As I have aged, I now understand that it is about so much more than a bandwagon. It is our responsibility and duty.

Several years ago, I wore a t-shirt to church on Earth Day. It is pictured above. On that day, one person called me a hippie and another called me a flower child. A half smile with eye-rolling accompanied those words.

Because I care about the earth that our supreme Lord created, I am a hippie and a flower child? 

Unfortunately, caring about our earth has been linked to bead-wearing, peace symbol-giving, long-haired freaky people*, bare-footed, tunic-wearing, pot-smoking, hippies and flower children. 

I do have long hair. I do occasionally wear beads. I love to go barefoot. I sometimes give a peace symbol to someone speeding past me on the highway. I have an adorable Lilly Pulitzer tunic that I wear in the summer with white jeans. I love flowers and James Taylor and Jackson Browne. I have, however, never smoked pot. No interest whatsoever. 

Christians should be leading the pack to care for our beautiful earth. 

On this day, when walking out of church, bend over and pick up a piece of paper. Smell a flower. Turn off your running water while you brush your teeth. Ride your bike to work tomorrow. Notice the glorious colors of the sunset. Appreciate the tree in your yard that gives you shade and red birds. Visit our national parks. 

And if you are feeling really crazy, put a daisy behind your ear and kick off your shoes. You might like being a flower child. 


*Line from song “Signs”, circa 1971


Pansy Love

I made a quick run through the grocery store today. Outside the doors, these beauties caught my eye.

Pansies are one of my favorite flowers. There are several reasons. One, the colors –  hues of purple; royal, violet, lavender, nearly black and the yellows… Ah, the yellows. Pansies also can be tricolored with tangerine orange and silky white.

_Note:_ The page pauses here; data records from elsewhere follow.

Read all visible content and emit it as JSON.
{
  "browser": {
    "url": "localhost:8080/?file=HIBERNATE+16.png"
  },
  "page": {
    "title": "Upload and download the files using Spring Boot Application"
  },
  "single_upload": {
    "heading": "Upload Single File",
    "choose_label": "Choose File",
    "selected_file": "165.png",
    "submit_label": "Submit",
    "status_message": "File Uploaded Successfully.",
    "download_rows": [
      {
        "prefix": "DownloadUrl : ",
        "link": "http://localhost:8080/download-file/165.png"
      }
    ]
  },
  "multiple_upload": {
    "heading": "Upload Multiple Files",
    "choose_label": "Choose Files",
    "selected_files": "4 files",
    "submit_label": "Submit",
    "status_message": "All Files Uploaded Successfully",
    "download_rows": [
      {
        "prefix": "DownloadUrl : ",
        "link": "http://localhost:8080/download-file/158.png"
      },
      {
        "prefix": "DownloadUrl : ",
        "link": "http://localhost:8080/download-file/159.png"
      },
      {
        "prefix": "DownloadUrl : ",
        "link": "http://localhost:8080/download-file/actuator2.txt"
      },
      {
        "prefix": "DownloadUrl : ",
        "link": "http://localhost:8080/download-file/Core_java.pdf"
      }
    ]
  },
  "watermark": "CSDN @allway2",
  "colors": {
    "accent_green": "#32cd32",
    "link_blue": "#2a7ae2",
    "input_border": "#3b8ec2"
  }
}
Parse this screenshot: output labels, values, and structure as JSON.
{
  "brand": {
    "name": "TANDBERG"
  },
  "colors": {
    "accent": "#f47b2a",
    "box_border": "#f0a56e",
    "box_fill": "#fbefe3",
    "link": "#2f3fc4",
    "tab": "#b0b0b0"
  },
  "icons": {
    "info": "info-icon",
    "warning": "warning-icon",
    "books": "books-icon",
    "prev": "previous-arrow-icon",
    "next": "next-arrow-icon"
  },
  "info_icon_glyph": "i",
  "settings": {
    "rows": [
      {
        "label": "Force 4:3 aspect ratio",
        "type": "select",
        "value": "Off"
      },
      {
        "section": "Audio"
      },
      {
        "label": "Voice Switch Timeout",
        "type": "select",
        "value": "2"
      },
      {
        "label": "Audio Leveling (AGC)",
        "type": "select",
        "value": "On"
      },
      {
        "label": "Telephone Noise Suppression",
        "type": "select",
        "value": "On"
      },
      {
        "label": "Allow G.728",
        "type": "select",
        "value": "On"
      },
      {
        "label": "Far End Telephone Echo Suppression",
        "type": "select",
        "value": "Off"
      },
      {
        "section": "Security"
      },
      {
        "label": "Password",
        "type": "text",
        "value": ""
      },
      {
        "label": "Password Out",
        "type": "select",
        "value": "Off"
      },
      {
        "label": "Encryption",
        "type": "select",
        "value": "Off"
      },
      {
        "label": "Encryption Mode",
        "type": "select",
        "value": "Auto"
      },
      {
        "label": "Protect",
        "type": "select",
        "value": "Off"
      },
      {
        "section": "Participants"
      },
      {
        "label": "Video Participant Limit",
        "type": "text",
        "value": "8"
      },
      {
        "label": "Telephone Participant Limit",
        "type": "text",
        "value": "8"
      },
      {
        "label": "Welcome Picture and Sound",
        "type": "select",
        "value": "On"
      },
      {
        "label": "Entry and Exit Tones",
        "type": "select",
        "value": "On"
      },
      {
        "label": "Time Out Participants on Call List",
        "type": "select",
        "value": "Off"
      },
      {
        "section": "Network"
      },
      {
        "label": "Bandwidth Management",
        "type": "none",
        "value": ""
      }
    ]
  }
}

The name “pansy” is derived from the French word pensèe, meaning “thought”, and was imported into Late Middle English in the mid-15th century. The flower was regarded as a symbol of remembrance. “Love in idleness” is another name for pansies. This is meant to imply the image of a lover who has little or no responsibility other than to think of her beloved.

Another reason I love pansies is that they are velvety soft and delicate but also incredibly resilient. They are hardy. They can survive light freezes and short periods of snow cover. They are not very heat-tolerant (like me). Warm temperatures inhibit blooming and hot muggy air causes rot and death (I’ve felt that way in the summer). Pansies, however, do grow well in sunny or partially sunny spots. They grow best if watered only once a week.

Pansies are not fussy. They are not demanding. They are not complainers. They seek the warmth of the sun. They love a cold drink of water. Other than that, they just sit in their simple beauty, delicately swaying in the the gentle breeze and show their chubby little faces at every opportunity. I cannot look at pansies without returning the sweet little smile they always wear.

I want be a a 60 year-old pansy. I want to not be fussy, not be demanding, not complain. I want to seek out the warmth of the sun and drink in living water. I want to sway and move with the wind and bear the coldness when I must. I want to fiercely stand my ground, yet possess gentle, beautiful, delicacy.

And when others believe me to be weak and soft, I want to wear a smile. The mighty pansy knows that keeping a smile on its face does not change its circumstance. It knows that true strength is found there; that true beauty is found there.

And occasionally, just occasionally, there is love in idleness.